For many people, the holidays are an extra exciting time because it's a time for travel. As someone who considers traveling a real passion, I’ve had to take some time to reflect on how my constant air travel negatively impacts my carbon footprint, and unfortunately, it’s a lot. To be transparent, I calculated what the CO₂ emission would be for my upcoming trip to Bogota, Colombia from Denver with a stopover in DC, and it will be 4,800 pounds of CO₂. According to the website where I made the calculation, myclimate, the average amount a person should produce in one year is 4,000 pounds. This number is not by any means to make anyone feel guilty about traveling to see their family, but it is an eye opener of where we are at, and where we theoretically should be. When possible, opt for car travel (which isn’t perfect but certainly better). When not possible, think about buying carbon offsets to balance out your emission. There are several websites, like the one I mentioned before and TerraPass where you can buy offsets that help fund sustainability projects dedicated to reducing CO₂ emissions and greenhouse gases to offset your travel. Whether you’re headed home or to a new place on an exciting adventure if nothing else think about how you will be affecting the planet and what are some possible ways to mitigate your impact elsewhere. I plan on asking for carbon offsets for Christmas to offset my travels. Consider doing the same ;)
The general message here is the holidays should be a time to slow down and simplify. There will always be more value in sharing meaningful experiences with the people around you than anything else. I hope this post was a learning experience and you will challenge yourself and your loved ones to take at least one step towards a sustainable holiday season. Whatever you celebrate, we wish you happy holidays!
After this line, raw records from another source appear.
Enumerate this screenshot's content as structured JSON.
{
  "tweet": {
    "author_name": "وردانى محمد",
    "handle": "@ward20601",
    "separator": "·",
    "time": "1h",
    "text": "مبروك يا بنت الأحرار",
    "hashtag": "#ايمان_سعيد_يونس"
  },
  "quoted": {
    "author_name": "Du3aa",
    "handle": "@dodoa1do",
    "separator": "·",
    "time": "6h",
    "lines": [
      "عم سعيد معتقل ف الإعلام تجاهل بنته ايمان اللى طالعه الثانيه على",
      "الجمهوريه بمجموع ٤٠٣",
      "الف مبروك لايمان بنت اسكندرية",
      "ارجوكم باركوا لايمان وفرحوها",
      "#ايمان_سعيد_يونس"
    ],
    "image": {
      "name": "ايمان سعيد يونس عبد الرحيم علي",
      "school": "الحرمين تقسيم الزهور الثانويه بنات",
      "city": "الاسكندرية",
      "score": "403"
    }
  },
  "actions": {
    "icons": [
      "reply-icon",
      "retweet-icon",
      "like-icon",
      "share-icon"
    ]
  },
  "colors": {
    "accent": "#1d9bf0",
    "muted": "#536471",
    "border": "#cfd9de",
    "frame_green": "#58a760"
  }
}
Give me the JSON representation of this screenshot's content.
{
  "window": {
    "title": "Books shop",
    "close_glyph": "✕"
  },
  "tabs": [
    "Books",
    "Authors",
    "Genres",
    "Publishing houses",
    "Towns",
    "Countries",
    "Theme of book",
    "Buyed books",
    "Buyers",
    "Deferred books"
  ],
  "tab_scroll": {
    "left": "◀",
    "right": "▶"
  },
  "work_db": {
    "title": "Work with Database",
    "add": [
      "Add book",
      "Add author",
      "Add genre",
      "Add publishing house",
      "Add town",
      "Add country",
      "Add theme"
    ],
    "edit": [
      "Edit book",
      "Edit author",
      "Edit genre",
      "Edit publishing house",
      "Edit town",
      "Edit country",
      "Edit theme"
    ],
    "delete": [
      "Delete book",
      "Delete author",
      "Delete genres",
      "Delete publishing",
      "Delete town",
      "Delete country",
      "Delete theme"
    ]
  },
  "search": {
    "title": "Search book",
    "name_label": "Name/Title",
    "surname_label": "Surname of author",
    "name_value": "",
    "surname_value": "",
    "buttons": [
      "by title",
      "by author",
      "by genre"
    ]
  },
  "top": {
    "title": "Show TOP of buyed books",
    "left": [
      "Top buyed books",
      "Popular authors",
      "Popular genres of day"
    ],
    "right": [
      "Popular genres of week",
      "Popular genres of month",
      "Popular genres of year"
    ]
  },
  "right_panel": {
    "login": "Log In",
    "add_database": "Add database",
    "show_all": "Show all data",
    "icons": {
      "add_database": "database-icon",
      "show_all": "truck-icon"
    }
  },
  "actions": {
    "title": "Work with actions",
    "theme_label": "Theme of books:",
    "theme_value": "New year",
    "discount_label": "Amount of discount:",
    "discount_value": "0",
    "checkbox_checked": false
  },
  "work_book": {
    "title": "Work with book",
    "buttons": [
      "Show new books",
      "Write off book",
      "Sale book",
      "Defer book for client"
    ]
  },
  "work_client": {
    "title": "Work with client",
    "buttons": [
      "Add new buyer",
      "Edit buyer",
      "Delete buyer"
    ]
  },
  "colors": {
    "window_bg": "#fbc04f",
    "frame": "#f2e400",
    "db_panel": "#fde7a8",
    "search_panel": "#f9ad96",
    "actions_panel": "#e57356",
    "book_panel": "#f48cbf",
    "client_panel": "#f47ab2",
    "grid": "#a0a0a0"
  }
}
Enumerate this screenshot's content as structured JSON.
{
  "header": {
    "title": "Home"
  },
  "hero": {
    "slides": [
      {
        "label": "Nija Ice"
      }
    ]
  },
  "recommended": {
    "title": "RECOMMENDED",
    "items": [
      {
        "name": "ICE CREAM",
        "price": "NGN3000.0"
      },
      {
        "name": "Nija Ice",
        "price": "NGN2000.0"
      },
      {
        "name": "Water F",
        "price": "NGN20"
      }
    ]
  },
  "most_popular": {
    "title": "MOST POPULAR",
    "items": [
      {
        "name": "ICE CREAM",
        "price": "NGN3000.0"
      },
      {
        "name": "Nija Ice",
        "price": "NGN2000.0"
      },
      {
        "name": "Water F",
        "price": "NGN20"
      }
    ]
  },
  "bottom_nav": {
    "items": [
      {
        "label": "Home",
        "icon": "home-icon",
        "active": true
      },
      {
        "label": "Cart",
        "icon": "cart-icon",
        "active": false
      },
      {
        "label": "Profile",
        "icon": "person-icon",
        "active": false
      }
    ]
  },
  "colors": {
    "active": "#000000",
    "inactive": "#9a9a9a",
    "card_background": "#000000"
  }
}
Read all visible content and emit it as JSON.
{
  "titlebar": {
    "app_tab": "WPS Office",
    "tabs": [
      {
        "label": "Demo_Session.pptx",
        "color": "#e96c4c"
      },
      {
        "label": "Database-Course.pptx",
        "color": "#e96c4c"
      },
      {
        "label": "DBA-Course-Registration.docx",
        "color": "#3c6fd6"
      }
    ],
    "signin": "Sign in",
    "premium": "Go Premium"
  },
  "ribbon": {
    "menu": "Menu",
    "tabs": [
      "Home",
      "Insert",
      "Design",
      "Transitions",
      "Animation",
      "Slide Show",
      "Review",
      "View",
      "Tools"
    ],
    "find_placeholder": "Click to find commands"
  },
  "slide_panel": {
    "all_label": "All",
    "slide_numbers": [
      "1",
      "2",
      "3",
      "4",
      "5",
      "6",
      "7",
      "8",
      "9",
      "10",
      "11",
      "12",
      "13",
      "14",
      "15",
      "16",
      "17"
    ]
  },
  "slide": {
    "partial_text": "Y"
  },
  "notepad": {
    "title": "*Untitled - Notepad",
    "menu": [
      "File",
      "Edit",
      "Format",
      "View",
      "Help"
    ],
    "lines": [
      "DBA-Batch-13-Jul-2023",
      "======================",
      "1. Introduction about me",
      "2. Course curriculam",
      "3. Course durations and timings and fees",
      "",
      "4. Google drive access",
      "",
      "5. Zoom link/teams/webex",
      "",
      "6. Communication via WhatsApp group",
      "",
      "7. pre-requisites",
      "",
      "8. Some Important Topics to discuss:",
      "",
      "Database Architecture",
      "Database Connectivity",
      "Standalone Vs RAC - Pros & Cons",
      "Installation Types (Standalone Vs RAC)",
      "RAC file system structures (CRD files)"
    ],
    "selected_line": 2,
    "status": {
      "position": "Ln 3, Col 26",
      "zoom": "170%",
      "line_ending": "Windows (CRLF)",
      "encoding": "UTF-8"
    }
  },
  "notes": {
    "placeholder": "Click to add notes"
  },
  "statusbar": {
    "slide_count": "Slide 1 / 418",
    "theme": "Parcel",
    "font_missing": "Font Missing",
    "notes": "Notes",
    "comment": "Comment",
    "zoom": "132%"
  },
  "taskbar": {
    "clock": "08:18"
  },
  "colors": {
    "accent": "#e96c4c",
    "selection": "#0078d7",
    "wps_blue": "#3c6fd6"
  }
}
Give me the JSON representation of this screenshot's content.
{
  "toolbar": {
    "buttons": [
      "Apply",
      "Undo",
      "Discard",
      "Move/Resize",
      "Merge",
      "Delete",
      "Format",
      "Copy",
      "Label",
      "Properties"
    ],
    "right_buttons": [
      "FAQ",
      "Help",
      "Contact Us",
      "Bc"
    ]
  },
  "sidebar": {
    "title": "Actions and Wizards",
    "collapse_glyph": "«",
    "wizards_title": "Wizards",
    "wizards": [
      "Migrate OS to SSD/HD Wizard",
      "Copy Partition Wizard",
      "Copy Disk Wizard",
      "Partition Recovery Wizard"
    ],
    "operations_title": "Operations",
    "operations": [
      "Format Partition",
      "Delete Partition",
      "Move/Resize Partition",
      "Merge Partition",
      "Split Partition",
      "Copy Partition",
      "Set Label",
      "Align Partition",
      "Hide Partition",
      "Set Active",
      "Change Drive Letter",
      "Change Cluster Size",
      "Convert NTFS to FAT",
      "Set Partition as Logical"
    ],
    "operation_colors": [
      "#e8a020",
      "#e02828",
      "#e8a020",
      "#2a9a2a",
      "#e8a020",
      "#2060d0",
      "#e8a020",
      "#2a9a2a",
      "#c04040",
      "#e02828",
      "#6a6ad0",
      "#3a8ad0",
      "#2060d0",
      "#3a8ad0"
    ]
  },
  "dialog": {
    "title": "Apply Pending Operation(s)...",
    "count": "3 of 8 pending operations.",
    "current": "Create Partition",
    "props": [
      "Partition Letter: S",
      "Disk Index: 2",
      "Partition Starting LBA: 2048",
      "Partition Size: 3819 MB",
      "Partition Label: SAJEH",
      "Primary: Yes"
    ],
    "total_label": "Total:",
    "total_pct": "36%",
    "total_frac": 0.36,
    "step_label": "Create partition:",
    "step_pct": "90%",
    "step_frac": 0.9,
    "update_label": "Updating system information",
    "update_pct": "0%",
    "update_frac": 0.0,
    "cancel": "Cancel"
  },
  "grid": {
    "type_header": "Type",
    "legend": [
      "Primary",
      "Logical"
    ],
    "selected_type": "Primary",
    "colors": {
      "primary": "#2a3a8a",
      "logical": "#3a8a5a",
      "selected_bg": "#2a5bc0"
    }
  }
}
I have not received compensation of any kind for mentioning the above websites and brands.